Photo courtesy Architectural Resources Group

Poppy Peak National Register Historic District

The Poppy Peak Historic District in the hills of southwest Pasadena is a unique melding of architecture and location that contains one of the finest collections of Mid-Century Modernism in Southern California.

Named after the tallest point in the neighborhood, Poppy Peak contains forty-five residential properties dating from 1935 to 1968.

Thirty of the homes contribute to the district’s historical significance. Almost all of the district’s contributors are custom-designed homes in a variety of Modern styles, representing the work of seminal architects including Lyman Ennis, James Pulliam, Kenneth Nishimoto, Buff, Straub & Hensman, Leland Evison, Harwell Hamilton Harris, Richard Neutra, William Henry Taylor and Robert Cox, among others. Some in this diverse group were adherents to the post-and-beam style coming out of the USC School of Architecture, which found some of its finest expressions in this district, while others practiced a wider range of Modern designs from the International Style to California Ranch.

All of the designs in the Poppy Peak District, regardless of their age and particular style, represent adaptations to a very challenging location: hilly, with steep slopes and narrow hairpin-turn streets. Tract developers were daunted by the area, but it was a dream come true for architects practicing in Modern styles. They adapted to the conditions by reducing the general scale of their buildings, using low rooflines, emphasizing the spectacular views, and creating designs that stepped downhill.

The variegated landscaping of the district contributes to its unified and secluded feel, mixing native and imported species in plantings designed by experts including botanist Theodore Payne and landscape architect Garrett Eckbo. The result is an exceptional, and exceptionally intact, set of Modern designs that complement each other and integrate harmoniously into their environment.

The homes of the Poppy Peak Historic District represent many different responses to new ideas about living, all of them compelling.

Photo courtesy Claas Schulitz

Schulitz House

In 1977, architect Helmut Schulitz built a High Tech style house for himself and his family to serve as both daily residence and prototype for a new process of design and construction.
Photo by Flora Chou/L.A. Conservancy

Brown Derby Dome
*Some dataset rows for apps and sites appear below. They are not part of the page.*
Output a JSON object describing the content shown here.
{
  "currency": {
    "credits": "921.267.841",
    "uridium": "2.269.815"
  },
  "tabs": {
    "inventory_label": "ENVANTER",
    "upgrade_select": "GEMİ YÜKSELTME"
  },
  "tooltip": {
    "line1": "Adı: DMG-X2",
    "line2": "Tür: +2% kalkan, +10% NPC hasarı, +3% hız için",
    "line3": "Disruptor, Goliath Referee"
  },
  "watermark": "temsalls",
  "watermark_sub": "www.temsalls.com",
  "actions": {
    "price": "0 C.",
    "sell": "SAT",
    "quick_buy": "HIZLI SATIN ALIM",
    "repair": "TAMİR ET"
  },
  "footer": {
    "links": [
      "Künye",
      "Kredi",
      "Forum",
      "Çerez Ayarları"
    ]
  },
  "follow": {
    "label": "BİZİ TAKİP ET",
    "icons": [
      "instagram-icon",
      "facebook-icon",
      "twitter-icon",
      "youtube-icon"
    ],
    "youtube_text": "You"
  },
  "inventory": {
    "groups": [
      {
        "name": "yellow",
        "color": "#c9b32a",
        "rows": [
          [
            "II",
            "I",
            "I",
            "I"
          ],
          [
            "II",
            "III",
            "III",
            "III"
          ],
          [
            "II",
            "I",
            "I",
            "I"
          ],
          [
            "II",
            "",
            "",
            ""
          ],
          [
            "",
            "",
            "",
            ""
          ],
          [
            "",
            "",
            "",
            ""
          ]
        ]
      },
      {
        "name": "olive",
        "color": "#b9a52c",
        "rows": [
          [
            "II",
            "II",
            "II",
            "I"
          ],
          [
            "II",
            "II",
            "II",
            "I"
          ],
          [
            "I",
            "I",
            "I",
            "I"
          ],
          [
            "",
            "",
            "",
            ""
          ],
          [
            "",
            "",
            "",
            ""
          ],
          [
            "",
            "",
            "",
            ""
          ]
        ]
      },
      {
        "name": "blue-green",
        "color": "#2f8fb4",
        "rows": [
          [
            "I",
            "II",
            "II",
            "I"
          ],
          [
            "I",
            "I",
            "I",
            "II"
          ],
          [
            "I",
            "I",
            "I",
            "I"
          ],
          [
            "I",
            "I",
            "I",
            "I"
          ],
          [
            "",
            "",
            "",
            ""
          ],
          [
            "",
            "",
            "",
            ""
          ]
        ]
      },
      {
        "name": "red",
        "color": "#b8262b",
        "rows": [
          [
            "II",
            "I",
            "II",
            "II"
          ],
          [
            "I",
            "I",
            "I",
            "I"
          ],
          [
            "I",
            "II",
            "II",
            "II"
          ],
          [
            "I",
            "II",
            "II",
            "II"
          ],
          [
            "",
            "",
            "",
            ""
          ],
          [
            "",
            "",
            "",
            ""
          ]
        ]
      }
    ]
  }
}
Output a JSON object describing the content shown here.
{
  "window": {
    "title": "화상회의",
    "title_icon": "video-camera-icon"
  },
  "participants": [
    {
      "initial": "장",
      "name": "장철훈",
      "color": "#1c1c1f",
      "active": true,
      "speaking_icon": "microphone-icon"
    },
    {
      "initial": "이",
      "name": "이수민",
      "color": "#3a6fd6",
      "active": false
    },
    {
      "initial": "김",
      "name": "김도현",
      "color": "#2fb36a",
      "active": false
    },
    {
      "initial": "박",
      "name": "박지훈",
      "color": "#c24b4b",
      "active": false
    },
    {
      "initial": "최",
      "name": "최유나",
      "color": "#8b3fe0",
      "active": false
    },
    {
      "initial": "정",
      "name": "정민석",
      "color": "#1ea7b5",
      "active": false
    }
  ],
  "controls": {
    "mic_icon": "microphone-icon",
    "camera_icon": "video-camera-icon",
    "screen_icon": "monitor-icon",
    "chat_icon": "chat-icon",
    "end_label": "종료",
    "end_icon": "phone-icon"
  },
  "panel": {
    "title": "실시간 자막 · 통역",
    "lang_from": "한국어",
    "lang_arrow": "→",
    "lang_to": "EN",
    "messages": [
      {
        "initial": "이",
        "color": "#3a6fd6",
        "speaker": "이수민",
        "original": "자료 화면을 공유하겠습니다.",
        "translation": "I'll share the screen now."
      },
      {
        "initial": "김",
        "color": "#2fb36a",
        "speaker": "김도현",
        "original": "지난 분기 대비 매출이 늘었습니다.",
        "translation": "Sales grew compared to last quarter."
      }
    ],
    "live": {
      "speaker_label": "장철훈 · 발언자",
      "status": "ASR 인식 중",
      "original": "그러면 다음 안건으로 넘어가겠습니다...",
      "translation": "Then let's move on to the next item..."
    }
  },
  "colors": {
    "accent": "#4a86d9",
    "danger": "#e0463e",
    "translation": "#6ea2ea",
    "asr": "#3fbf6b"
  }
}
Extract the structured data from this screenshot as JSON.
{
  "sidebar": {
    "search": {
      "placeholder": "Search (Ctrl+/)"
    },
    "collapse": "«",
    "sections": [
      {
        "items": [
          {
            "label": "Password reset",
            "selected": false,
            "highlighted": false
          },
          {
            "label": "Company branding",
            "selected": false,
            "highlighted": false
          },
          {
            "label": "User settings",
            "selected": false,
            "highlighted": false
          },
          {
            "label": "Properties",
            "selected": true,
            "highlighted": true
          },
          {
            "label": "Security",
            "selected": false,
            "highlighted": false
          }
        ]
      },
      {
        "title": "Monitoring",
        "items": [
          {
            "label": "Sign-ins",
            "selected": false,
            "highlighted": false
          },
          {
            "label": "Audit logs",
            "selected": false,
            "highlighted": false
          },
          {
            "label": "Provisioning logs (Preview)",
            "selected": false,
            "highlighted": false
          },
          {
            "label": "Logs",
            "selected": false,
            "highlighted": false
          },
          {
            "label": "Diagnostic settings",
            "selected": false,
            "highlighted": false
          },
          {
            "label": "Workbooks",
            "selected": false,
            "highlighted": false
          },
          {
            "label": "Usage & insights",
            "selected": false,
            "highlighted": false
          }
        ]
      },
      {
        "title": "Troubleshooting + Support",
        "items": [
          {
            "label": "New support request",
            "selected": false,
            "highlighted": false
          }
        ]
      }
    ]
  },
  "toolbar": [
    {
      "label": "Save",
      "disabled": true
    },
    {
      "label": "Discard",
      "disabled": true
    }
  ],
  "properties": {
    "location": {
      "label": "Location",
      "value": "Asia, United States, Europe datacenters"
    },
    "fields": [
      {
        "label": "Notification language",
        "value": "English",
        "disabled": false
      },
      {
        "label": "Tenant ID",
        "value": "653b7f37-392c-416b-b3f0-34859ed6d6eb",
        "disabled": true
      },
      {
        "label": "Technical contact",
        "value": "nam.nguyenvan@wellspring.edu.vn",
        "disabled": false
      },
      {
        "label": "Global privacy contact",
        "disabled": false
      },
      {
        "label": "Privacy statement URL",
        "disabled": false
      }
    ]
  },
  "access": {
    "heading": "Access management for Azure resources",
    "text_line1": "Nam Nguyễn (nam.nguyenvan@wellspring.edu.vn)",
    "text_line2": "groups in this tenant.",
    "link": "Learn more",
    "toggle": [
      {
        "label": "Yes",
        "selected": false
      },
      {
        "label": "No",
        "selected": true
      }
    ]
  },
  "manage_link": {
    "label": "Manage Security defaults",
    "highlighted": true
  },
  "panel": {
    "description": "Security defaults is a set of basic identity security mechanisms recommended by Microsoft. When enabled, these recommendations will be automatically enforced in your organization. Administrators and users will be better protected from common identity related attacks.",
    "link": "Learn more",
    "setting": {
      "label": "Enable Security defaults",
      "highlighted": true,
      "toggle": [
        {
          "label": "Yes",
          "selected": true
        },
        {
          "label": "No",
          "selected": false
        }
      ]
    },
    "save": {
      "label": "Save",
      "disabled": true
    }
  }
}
An iconic example of the roadside vernacular architecture that was especially popular in California and designed to capture the attention of passing motorists, the flagship location of the Brown Derby was actually built in the shape of a hat.